── Source information
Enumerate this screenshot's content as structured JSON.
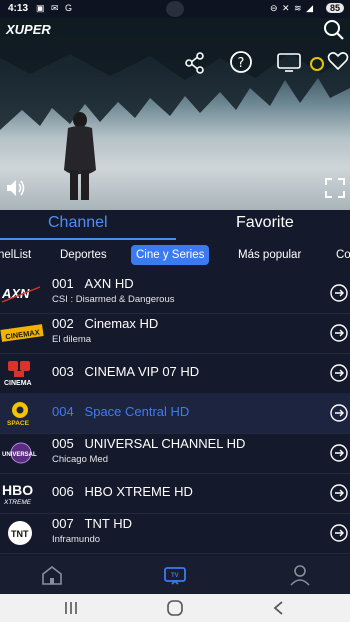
{
  "status_bar": {
    "time": "4:13",
    "battery": "85"
  },
  "app": {
    "logo": "XUPER",
    "logo_sub": ""
  },
  "tabs": {
    "channel": "Channel",
    "favorite": "Favorite"
  },
  "categories": [
    {
      "label": "nelList",
      "active": false
    },
    {
      "label": "Deportes",
      "active": false
    },
    {
      "label": "Cine y Series",
      "active": true
    },
    {
      "label": "Más popular",
      "active": false
    },
    {
      "label": "Co",
      "active": false
    }
  ],
  "channels": [
    {
      "number": "001",
      "name": "AXN HD",
      "program": "CSI : Disarmed & Dangerous",
      "logo": "AXN",
      "logo_icon": "axn-logo-icon"
    },
    {
      "number": "002",
      "name": "Cinemax HD",
      "program": "El dilema",
      "logo": "CINEMAX",
      "logo_icon": "cinemax-logo-icon"
    },
    {
      "number": "003",
      "name": "CINEMA VIP 07 HD",
      "program": "",
      "logo": "CINEMA",
      "logo_icon": "cinema-logo-icon"
    },
    {
      "number": "004",
      "name": "Space Central HD",
      "program": "",
      "logo": "SPACE",
      "logo_icon": "space-logo-icon",
      "selected": true
    },
    {
      "number": "005",
      "name": "UNIVERSAL CHANNEL HD",
      "program": "Chicago Med",
      "logo": "UNIVERSAL",
      "logo_icon": "universal-logo-icon"
    },
    {
      "number": "006",
      "name": "HBO XTREME HD",
      "program": "",
      "logo": "HBO XTREME",
      "logo_icon": "hbo-logo-icon"
    },
    {
      "number": "007",
      "name": "TNT HD",
      "program": "Inframundo",
      "logo": "TNT",
      "logo_icon": "tnt-logo-icon"
    }
  ],
  "colors": {
    "accent": "#3a7bf0",
    "background": "#14192b",
    "selected_row": "#1d2440"
  }
}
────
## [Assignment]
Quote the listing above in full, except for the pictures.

## [Written solution]
Enumerate this screenshot's content as structured JSON.
{
  "status_bar": {
    "time": "4:13",
    "battery": "85"
  },
  "app": {
    "logo": "XUPER",
    "logo_sub": ""
  },
  "tabs": {
    "channel": "Channel",
    "favorite": "Favorite"
  },
  "categories": [
    {
      "label": "nelList",
      "active": false
    },
    {
      "label": "Deportes",
      "active": false
    },
    {
      "label": "Cine y Series",
      "active": true
    },
    {
      "label": "Más popular",
      "active": false
    },
    {
      "label": "Co",
      "active": false
    }
  ],
  "channels": [
    {
      "number": "001",
      "name": "AXN HD",
      "program": "CSI : Disarmed & Dangerous",
      "logo": "AXN",
      "logo_icon": "axn-logo-icon"
    },
    {
      "number": "002",
      "name": "Cinemax HD",
      "program": "El dilema",
      "logo": "CINEMAX",
      "logo_icon": "cinemax-logo-icon"
    },
    {
      "number": "003",
      "name": "CINEMA VIP 07 HD",
      "program": "",
      "logo": "CINEMA",
      "logo_icon": "cinema-logo-icon"
    },
    {
      "number": "004",
      "name": "Space Central HD",
      "program": "",
      "logo": "SPACE",
      "logo_icon": "space-logo-icon",
      "selected": true
    },
    {
      "number": "005",
      "name": "UNIVERSAL CHANNEL HD",
      "program": "Chicago Med",
      "logo": "UNIVERSAL",
      "logo_icon": "universal-logo-icon"
    },
    {
      "number": "006",
      "name": "HBO XTREME HD",
      "program": "",
      "logo": "HBO XTREME",
      "logo_icon": "hbo-logo-icon"
    },
    {
      "number": "007",
      "name": "TNT HD",
      "program": "Inframundo",
      "logo": "TNT",
      "logo_icon": "tnt-logo-icon"
    }
  ],
  "colors": {
    "accent": "#3a7bf0",
    "background": "#14192b",
    "selected_row": "#1d2440"
  }
}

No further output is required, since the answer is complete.